BLOOM foams offer several positive environmental impacts relating to freshwater cleanliness and reduced CO2 levels. The algae sourcing process cleans and recirculates freshwater and when the algae is used as a flexible foam, it becomes a permanent carbon sink. The BLOOM site offers this example of BLOOM CO2 sequestration: “a pair of size 10.5 men’s trail running shoes using BLOOM foam in the midsole and insole can sequester enough CO2 (on account of the algae) to fill approximately 20 standard sized balloons with CO2.”

Here’s a bit more background from Miller on Falken’s development of BLOOM:

“[Falken] has been developing materials (fabrics, fibers, foams, plastics, etc.) for over 17 years. He has a fascinating mind, in that he looks for innovative ways to functionalize organic waste streams, like a sugarcane waste alternative to polystyrene foams, or in BLOOM's case, blue-green algae that can lead to HABs [harmful algal blooms] when found in over-abundance. In 2014, he began researching algae and possible uses for it--flexible foam was a hit, and from there he sought out Algix, a wild algae harvester who was converting the algae into biomass (finely milled solar-dried algae) for use in plastics. This was important because Rob's goal was to solve the algal bloom problem by harvesting algae as a renewable resource, not growing genetically-modified algae in tanks, often used as a biofuel source. Today, Rob works with a team of algae experts, Ashton Zeller and Ryan Hunt, in our Mississippi lab to develop the specific formulations based on our customers' target performance characteristics.”

BLOOM is not currently biodegradable. The BLOOM website mentions the possibility of developing a biodegradable BLOOM foam, so I asked Miller to tell us more about that:

“This is a project we're passionately working on right now. The challenges we are currently working to overcome are:

1. Scalability: Right now producing our biodegradable BLOOM foam costs about 10 times more than the market is willing to bear, which means it's not economically feasible for companies to adopt the technology. We are working on a business model and production alternatives to overcome this challenge, however.

2. It has to be industrially compostable—so the product lasts long enough to provide high performance and at the end of the product lifecycle, they can be composted without impacting the environment. A great example is a traction pad that (aside from the adhesive) is 100% BLOOM foam or any other product where the foam can be separated from the other components in a product for industrial composting.”

Miller says that Falken has “learned a lot about what it takes to get a product to the market, and what companies are looking for. Even for the most environmentally-minded brand, their offerings and production methods have to be profitable. So we are very realistic about that fact, and we try to close as many of the gaps that keep manufacturers and brands from adopting environmentally-focused technologies. We want choosing BLOOM foam to be a no-brainer for companies who understand that environmental and business sustainability (the “3Ps:” [people, planet, and profit]) are inextricably linked.”

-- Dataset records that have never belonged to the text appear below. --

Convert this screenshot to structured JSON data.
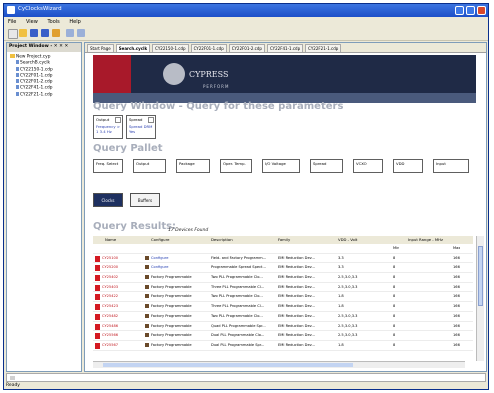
{
  "window": {
    "title": "CyClocksWizard"
  },
  "menu": [
    "File",
    "View",
    "Tools",
    "Help"
  ],
  "sidebar": {
    "title": "Project Window - ✕ ✕ ✕",
    "root": "New Project.cyp",
    "items": [
      "SearchB.cyclk",
      "CY22150-1.cdp",
      "CY22F01-1.cdp",
      "CY22F01-2.cdp",
      "CY22F41-1.cdp",
      "CY22F21-1.cdp"
    ]
  },
  "tabs": [
    "Start Page",
    "Search.cyclk",
    "CY22150-1.cdp",
    "CY22F01-1.cdp",
    "CY22F01-2.cdp",
    "CY22F41-1.cdp",
    "CY22F21-1.cdp"
  ],
  "banner": {
    "brand": "CYPRESS",
    "tagline": "PERFORM"
  },
  "query_window": {
    "heading": "Query Window - Query for these parameters",
    "chips": [
      {
        "label": "Output",
        "value": "Frequency > 1\n3.4 Hz"
      },
      {
        "label": "Spread",
        "value": "Spread DRM Yes"
      }
    ]
  },
  "query_pallet": {
    "heading": "Query Pallet",
    "items": [
      "Freq. Select",
      "Output",
      "Package",
      "Oper. Temp.",
      "I/O Voltage",
      "Spread",
      "VCXO",
      "VDD",
      "Input"
    ]
  },
  "buttons": {
    "clocks": "Clocks",
    "buffers": "Buffers"
  },
  "results": {
    "heading": "Query Results:",
    "found": "17 Devices Found",
    "columns": [
      "Name",
      "Configure",
      "Description",
      "Family",
      "VDD - Volt",
      "Input Range - MHz"
    ],
    "subcolumns": [
      "Min",
      "Max"
    ],
    "rows": [
      {
        "name": "CY25100",
        "configure": "Configure",
        "description": "Field- and Factory Programm...",
        "family": "EMI Reduction Dev...",
        "vdd": "3.3",
        "min": "8",
        "max": "166"
      },
      {
        "name": "CY25200",
        "configure": "Configure",
        "description": "Programmable Spread Spect...",
        "family": "EMI Reduction Dev...",
        "vdd": "3.3",
        "min": "8",
        "max": "166"
      },
      {
        "name": "CY25402",
        "configure": "Factory Programmable",
        "description": "Two PLL Programmable Clo...",
        "family": "EMI Reduction Dev...",
        "vdd": "2.5,3.0,3.3",
        "min": "8",
        "max": "166"
      },
      {
        "name": "CY25403",
        "configure": "Factory Programmable",
        "description": "Three PLL Programmable Cl...",
        "family": "EMI Reduction Dev...",
        "vdd": "2.5,3.0,3.3",
        "min": "8",
        "max": "166"
      },
      {
        "name": "CY25422",
        "configure": "Factory Programmable",
        "description": "Two PLL Programmable Clo...",
        "family": "EMI Reduction Dev...",
        "vdd": "1.8",
        "min": "8",
        "max": "166"
      },
      {
        "name": "CY25423",
        "configure": "Factory Programmable",
        "description": "Three PLL Programmable Cl...",
        "family": "EMI Reduction Dev...",
        "vdd": "1.8",
        "min": "8",
        "max": "166"
      },
      {
        "name": "CY25482",
        "configure": "Factory Programmable",
        "description": "Two PLL Programmable Clo...",
        "family": "EMI Reduction Dev...",
        "vdd": "2.5,3.0,3.3",
        "min": "8",
        "max": "166"
      },
      {
        "name": "CY25486",
        "configure": "Factory Programmable",
        "description": "Quad PLL Programmable Spr...",
        "family": "EMI Reduction Dev...",
        "vdd": "2.5,3.0,3.3",
        "min": "8",
        "max": "166"
      },
      {
        "name": "CY25566",
        "configure": "Factory Programmable",
        "description": "Dual PLL Programmable Clo...",
        "family": "EMI Reduction Dev...",
        "vdd": "2.5,3.0,3.3",
        "min": "8",
        "max": "166"
      },
      {
        "name": "CY25567",
        "configure": "Factory Programmable",
        "description": "Dual PLL Programmable Spr...",
        "family": "EMI Reduction Dev...",
        "vdd": "1.8",
        "min": "8",
        "max": "166"
      }
    ]
  },
  "status": "Ready"
}
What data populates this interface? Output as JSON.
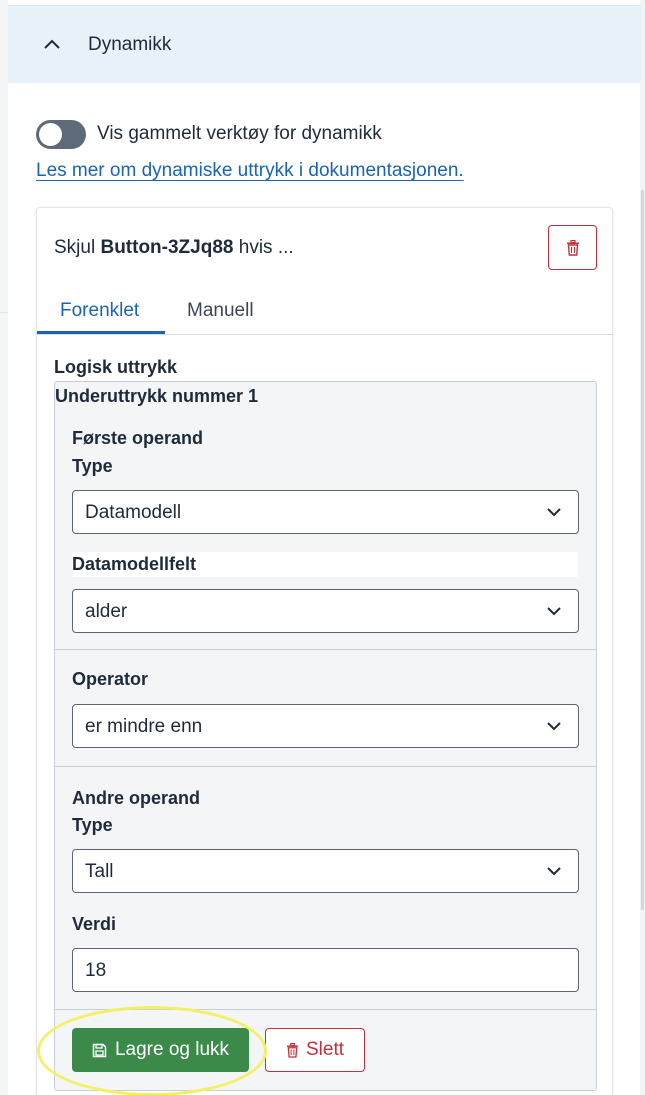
{
  "accordion": {
    "title": "Dynamikk",
    "expanded": true,
    "icon": "chevron-up-icon"
  },
  "toggle": {
    "label": "Vis gammelt verktøy for dynamikk",
    "checked": false
  },
  "doc_link": "Les mer om dynamiske uttrykk i dokumentasjonen.",
  "card": {
    "title_prefix": "Skjul",
    "title_component": "Button-3ZJq88",
    "title_suffix": "hvis ...",
    "delete_icon": "trash-icon",
    "tabs": [
      {
        "label": "Forenklet",
        "active": true
      },
      {
        "label": "Manuell",
        "active": false
      }
    ],
    "section_label": "Logisk uttrykk",
    "subexpression": {
      "title": "Underuttrykk nummer 1",
      "first_operand": {
        "heading": "Første operand",
        "type_label": "Type",
        "type_value": "Datamodell",
        "field_label": "Datamodellfelt",
        "field_value": "alder"
      },
      "operator": {
        "label": "Operator",
        "value": "er mindre enn"
      },
      "second_operand": {
        "heading": "Andre operand",
        "type_label": "Type",
        "type_value": "Tall",
        "value_label": "Verdi",
        "value": "18"
      },
      "save_button": "Lagre og lukk",
      "delete_button": "Slett"
    }
  },
  "colors": {
    "primary": "#1b63b3",
    "success": "#3b8a4a",
    "danger": "#c0313b",
    "highlight": "#f3f065"
  }
}
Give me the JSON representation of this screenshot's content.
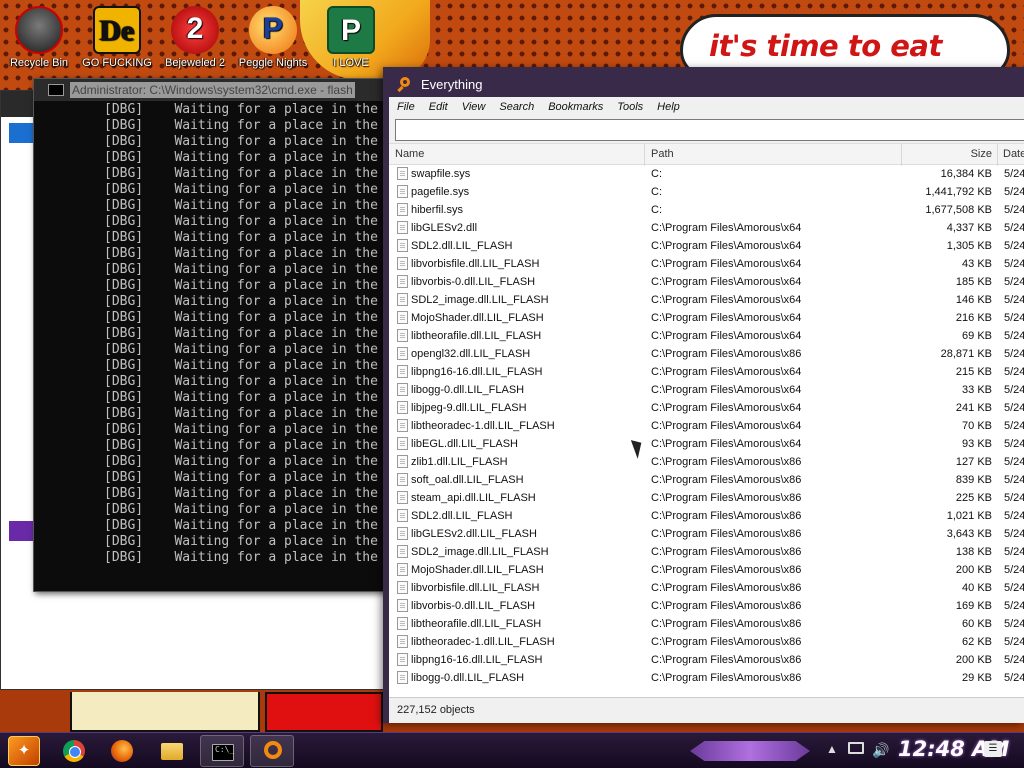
{
  "wallpaper": {
    "speech_text": "it's time to eat shit"
  },
  "desktop_icons": [
    {
      "label": "Recycle Bin",
      "icon": "recycle-bin-icon"
    },
    {
      "label": "GO FUCKING",
      "icon": "de-app-icon",
      "glyph": "De"
    },
    {
      "label": "Bejeweled 2",
      "icon": "bejeweled-icon",
      "glyph": "2"
    },
    {
      "label": "Peggle Nights",
      "icon": "peggle-icon",
      "glyph": "P"
    },
    {
      "label": "I LOVE",
      "icon": "publisher-icon",
      "glyph": "P"
    }
  ],
  "cmd": {
    "title": "Administrator: C:\\Windows\\system32\\cmd.exe - flash",
    "lines": [
      "[DBG]    Waiting for a place in the",
      "[DBG]    Waiting for a place in the",
      "[DBG]    Waiting for a place in the",
      "[DBG]    Waiting for a place in the",
      "[DBG]    Waiting for a place in the",
      "[DBG]    Waiting for a place in the",
      "[DBG]    Waiting for a place in the",
      "[DBG]    Waiting for a place in the",
      "[DBG]    Waiting for a place in the",
      "[DBG]    Waiting for a place in the",
      "[DBG]    Waiting for a place in the",
      "[DBG]    Waiting for a place in the",
      "[DBG]    Waiting for a place in the",
      "[DBG]    Waiting for a place in the",
      "[DBG]    Waiting for a place in the",
      "[DBG]    Waiting for a place in the",
      "[DBG]    Waiting for a place in the",
      "[DBG]    Waiting for a place in the",
      "[DBG]    Waiting for a place in the",
      "[DBG]    Waiting for a place in the",
      "[DBG]    Waiting for a place in the",
      "[DBG]    Waiting for a place in the",
      "[DBG]    Waiting for a place in the",
      "[DBG]    Waiting for a place in the",
      "[DBG]    Waiting for a place in the",
      "[DBG]    Waiting for a place in the",
      "[DBG]    Waiting for a place in the",
      "[DBG]    Waiting for a place in the",
      "[DBG]    Waiting for a place in the"
    ]
  },
  "everything": {
    "title": "Everything",
    "menu": [
      "File",
      "Edit",
      "View",
      "Search",
      "Bookmarks",
      "Tools",
      "Help"
    ],
    "search": {
      "value": "",
      "placeholder": ""
    },
    "columns": {
      "name": "Name",
      "path": "Path",
      "size": "Size",
      "date": "Date"
    },
    "rows": [
      {
        "name": "swapfile.sys",
        "path": "C:",
        "size": "16,384 KB",
        "date": "5/24"
      },
      {
        "name": "pagefile.sys",
        "path": "C:",
        "size": "1,441,792 KB",
        "date": "5/24"
      },
      {
        "name": "hiberfil.sys",
        "path": "C:",
        "size": "1,677,508 KB",
        "date": "5/24"
      },
      {
        "name": "libGLESv2.dll",
        "path": "C:\\Program Files\\Amorous\\x64",
        "size": "4,337 KB",
        "date": "5/24"
      },
      {
        "name": "SDL2.dll.LIL_FLASH",
        "path": "C:\\Program Files\\Amorous\\x64",
        "size": "1,305 KB",
        "date": "5/24"
      },
      {
        "name": "libvorbisfile.dll.LIL_FLASH",
        "path": "C:\\Program Files\\Amorous\\x64",
        "size": "43 KB",
        "date": "5/24"
      },
      {
        "name": "libvorbis-0.dll.LIL_FLASH",
        "path": "C:\\Program Files\\Amorous\\x64",
        "size": "185 KB",
        "date": "5/24"
      },
      {
        "name": "SDL2_image.dll.LIL_FLASH",
        "path": "C:\\Program Files\\Amorous\\x64",
        "size": "146 KB",
        "date": "5/24"
      },
      {
        "name": "MojoShader.dll.LIL_FLASH",
        "path": "C:\\Program Files\\Amorous\\x64",
        "size": "216 KB",
        "date": "5/24"
      },
      {
        "name": "libtheorafile.dll.LIL_FLASH",
        "path": "C:\\Program Files\\Amorous\\x64",
        "size": "69 KB",
        "date": "5/24"
      },
      {
        "name": "opengl32.dll.LIL_FLASH",
        "path": "C:\\Program Files\\Amorous\\x86",
        "size": "28,871 KB",
        "date": "5/24"
      },
      {
        "name": "libpng16-16.dll.LIL_FLASH",
        "path": "C:\\Program Files\\Amorous\\x64",
        "size": "215 KB",
        "date": "5/24"
      },
      {
        "name": "libogg-0.dll.LIL_FLASH",
        "path": "C:\\Program Files\\Amorous\\x64",
        "size": "33 KB",
        "date": "5/24"
      },
      {
        "name": "libjpeg-9.dll.LIL_FLASH",
        "path": "C:\\Program Files\\Amorous\\x64",
        "size": "241 KB",
        "date": "5/24"
      },
      {
        "name": "libtheoradec-1.dll.LIL_FLASH",
        "path": "C:\\Program Files\\Amorous\\x64",
        "size": "70 KB",
        "date": "5/24"
      },
      {
        "name": "libEGL.dll.LIL_FLASH",
        "path": "C:\\Program Files\\Amorous\\x64",
        "size": "93 KB",
        "date": "5/24"
      },
      {
        "name": "zlib1.dll.LIL_FLASH",
        "path": "C:\\Program Files\\Amorous\\x86",
        "size": "127 KB",
        "date": "5/24"
      },
      {
        "name": "soft_oal.dll.LIL_FLASH",
        "path": "C:\\Program Files\\Amorous\\x86",
        "size": "839 KB",
        "date": "5/24"
      },
      {
        "name": "steam_api.dll.LIL_FLASH",
        "path": "C:\\Program Files\\Amorous\\x86",
        "size": "225 KB",
        "date": "5/24"
      },
      {
        "name": "SDL2.dll.LIL_FLASH",
        "path": "C:\\Program Files\\Amorous\\x86",
        "size": "1,021 KB",
        "date": "5/24"
      },
      {
        "name": "libGLESv2.dll.LIL_FLASH",
        "path": "C:\\Program Files\\Amorous\\x86",
        "size": "3,643 KB",
        "date": "5/24"
      },
      {
        "name": "SDL2_image.dll.LIL_FLASH",
        "path": "C:\\Program Files\\Amorous\\x86",
        "size": "138 KB",
        "date": "5/24"
      },
      {
        "name": "MojoShader.dll.LIL_FLASH",
        "path": "C:\\Program Files\\Amorous\\x86",
        "size": "200 KB",
        "date": "5/24"
      },
      {
        "name": "libvorbisfile.dll.LIL_FLASH",
        "path": "C:\\Program Files\\Amorous\\x86",
        "size": "40 KB",
        "date": "5/24"
      },
      {
        "name": "libvorbis-0.dll.LIL_FLASH",
        "path": "C:\\Program Files\\Amorous\\x86",
        "size": "169 KB",
        "date": "5/24"
      },
      {
        "name": "libtheorafile.dll.LIL_FLASH",
        "path": "C:\\Program Files\\Amorous\\x86",
        "size": "60 KB",
        "date": "5/24"
      },
      {
        "name": "libtheoradec-1.dll.LIL_FLASH",
        "path": "C:\\Program Files\\Amorous\\x86",
        "size": "62 KB",
        "date": "5/24"
      },
      {
        "name": "libpng16-16.dll.LIL_FLASH",
        "path": "C:\\Program Files\\Amorous\\x86",
        "size": "200 KB",
        "date": "5/24"
      },
      {
        "name": "libogg-0.dll.LIL_FLASH",
        "path": "C:\\Program Files\\Amorous\\x86",
        "size": "29 KB",
        "date": "5/24"
      }
    ],
    "status": "227,152 objects"
  },
  "taskbar": {
    "start_icon": "start-orb-icon",
    "apps": [
      {
        "name": "chrome",
        "icon": "chrome-icon",
        "active": false
      },
      {
        "name": "firefox",
        "icon": "firefox-icon",
        "active": false
      },
      {
        "name": "explorer",
        "icon": "folder-icon",
        "active": false
      },
      {
        "name": "cmd",
        "icon": "cmd-icon",
        "active": true
      },
      {
        "name": "everything",
        "icon": "everything-icon",
        "active": true
      }
    ],
    "clock": "12:48 AM"
  },
  "colors": {
    "titlebar": "#3a2a4a",
    "wallpaper": "#c04a10",
    "accent": "#f28a10",
    "speech_text": "#d01515"
  }
}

Miller also says they are proud to “offer an environmental solution to conventional, petroleum-based flexible foams in a way that is scalable and economically viable for companies to adopt.” As the BLOOM site puts it, “we can’t claim to be the perfect solution, but we will always work on being the best, most responsible solution available on the market.”

BLOOM is currently harvesting algae in Mississippi, Alabama, the Caribbean, and China, including in Lake Tai, which has been heavily impacted by algal bloom. The foams are manufactured in Asia and you can learn more about their locations from the map on their sustainability page. You can also follow BLOOM on FacebookInstagram, and Twitter

-Julia Travers